Take every line containing "Calculator" out of the records.
-------- Records provided --------
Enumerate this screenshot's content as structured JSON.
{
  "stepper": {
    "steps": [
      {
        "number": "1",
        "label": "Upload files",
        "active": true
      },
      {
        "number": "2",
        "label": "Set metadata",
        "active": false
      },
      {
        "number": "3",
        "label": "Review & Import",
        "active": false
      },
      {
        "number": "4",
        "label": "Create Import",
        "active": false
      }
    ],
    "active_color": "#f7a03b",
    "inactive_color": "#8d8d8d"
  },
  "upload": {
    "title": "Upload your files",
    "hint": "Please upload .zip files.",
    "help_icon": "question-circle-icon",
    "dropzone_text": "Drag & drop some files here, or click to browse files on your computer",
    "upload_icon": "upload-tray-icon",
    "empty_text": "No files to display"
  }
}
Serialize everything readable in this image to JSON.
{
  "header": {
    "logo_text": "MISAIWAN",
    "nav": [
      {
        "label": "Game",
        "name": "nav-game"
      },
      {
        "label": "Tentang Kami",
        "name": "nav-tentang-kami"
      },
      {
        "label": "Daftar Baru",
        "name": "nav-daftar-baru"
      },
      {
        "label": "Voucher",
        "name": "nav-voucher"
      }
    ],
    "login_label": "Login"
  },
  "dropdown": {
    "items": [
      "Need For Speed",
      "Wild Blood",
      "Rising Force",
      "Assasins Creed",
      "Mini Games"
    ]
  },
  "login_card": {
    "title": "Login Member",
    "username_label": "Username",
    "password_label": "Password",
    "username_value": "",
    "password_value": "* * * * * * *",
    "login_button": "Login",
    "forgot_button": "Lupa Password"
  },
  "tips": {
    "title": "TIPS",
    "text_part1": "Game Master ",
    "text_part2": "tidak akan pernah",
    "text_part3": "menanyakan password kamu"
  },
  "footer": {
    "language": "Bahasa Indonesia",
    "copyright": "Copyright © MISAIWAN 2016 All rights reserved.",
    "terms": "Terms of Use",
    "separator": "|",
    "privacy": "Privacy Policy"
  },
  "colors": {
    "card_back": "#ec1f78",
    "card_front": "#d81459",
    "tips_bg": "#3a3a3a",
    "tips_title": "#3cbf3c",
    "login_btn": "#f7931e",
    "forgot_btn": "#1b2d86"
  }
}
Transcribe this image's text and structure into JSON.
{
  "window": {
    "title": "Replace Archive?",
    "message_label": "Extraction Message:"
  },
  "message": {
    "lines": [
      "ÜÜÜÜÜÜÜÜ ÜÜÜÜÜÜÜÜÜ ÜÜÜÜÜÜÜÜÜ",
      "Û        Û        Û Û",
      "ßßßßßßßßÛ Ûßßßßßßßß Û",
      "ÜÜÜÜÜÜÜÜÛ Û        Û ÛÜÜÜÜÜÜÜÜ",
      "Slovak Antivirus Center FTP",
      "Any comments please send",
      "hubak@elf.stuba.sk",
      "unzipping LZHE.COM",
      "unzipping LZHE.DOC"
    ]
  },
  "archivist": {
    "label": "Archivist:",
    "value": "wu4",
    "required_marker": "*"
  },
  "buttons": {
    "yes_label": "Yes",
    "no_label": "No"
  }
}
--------
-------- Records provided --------
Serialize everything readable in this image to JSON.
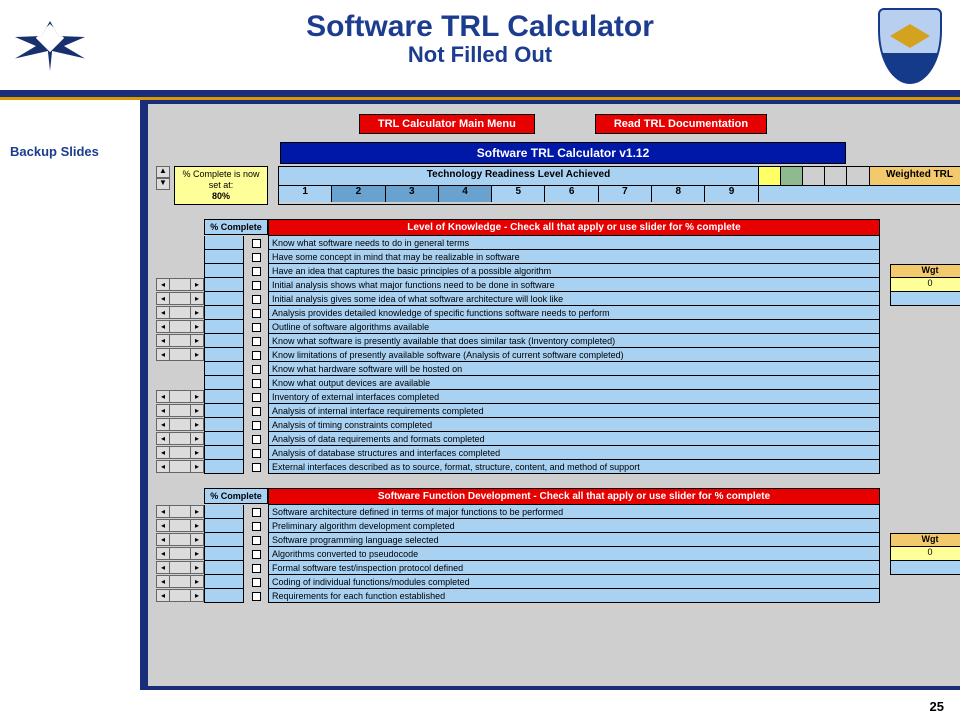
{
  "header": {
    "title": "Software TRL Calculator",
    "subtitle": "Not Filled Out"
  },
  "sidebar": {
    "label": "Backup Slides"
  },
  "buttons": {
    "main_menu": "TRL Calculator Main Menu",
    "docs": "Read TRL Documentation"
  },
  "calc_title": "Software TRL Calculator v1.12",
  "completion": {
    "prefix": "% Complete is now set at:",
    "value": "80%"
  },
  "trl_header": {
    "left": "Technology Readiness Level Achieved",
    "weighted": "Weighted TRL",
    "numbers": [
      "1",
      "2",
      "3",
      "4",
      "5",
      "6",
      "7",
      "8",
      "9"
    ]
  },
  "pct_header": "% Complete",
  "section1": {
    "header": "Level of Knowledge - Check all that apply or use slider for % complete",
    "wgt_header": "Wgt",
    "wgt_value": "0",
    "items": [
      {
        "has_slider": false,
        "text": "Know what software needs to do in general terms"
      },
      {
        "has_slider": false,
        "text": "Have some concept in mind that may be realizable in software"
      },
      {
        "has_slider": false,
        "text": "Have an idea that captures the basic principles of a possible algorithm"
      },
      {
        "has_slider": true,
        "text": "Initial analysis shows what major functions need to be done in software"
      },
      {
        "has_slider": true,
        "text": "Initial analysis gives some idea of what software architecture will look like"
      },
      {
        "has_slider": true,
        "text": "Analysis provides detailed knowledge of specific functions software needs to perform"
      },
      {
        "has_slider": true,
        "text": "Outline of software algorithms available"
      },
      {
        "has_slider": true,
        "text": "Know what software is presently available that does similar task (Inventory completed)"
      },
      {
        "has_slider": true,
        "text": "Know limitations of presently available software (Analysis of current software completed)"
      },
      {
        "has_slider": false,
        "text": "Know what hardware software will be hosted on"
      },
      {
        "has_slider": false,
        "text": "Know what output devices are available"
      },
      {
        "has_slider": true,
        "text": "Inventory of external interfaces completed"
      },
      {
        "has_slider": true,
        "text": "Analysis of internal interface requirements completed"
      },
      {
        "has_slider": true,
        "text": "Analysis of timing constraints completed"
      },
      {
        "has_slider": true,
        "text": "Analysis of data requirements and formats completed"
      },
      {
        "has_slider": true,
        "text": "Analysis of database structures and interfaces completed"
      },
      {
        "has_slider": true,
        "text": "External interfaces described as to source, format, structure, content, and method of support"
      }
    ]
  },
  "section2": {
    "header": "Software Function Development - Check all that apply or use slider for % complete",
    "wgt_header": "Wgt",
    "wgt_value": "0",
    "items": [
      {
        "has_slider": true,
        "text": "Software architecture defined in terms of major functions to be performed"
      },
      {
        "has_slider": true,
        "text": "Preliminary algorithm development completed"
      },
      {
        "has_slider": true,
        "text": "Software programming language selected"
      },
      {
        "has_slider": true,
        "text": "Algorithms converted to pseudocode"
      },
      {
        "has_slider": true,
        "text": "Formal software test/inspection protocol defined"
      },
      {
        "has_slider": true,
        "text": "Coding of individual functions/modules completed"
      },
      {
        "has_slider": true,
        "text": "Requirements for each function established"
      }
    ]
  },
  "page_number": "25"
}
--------
▶ _Exercise result_:
    "title": "Software TRL Calculator",
    "main_menu": "TRL Calculator Main Menu",
  "calc_title": "Software TRL Calculator v1.12",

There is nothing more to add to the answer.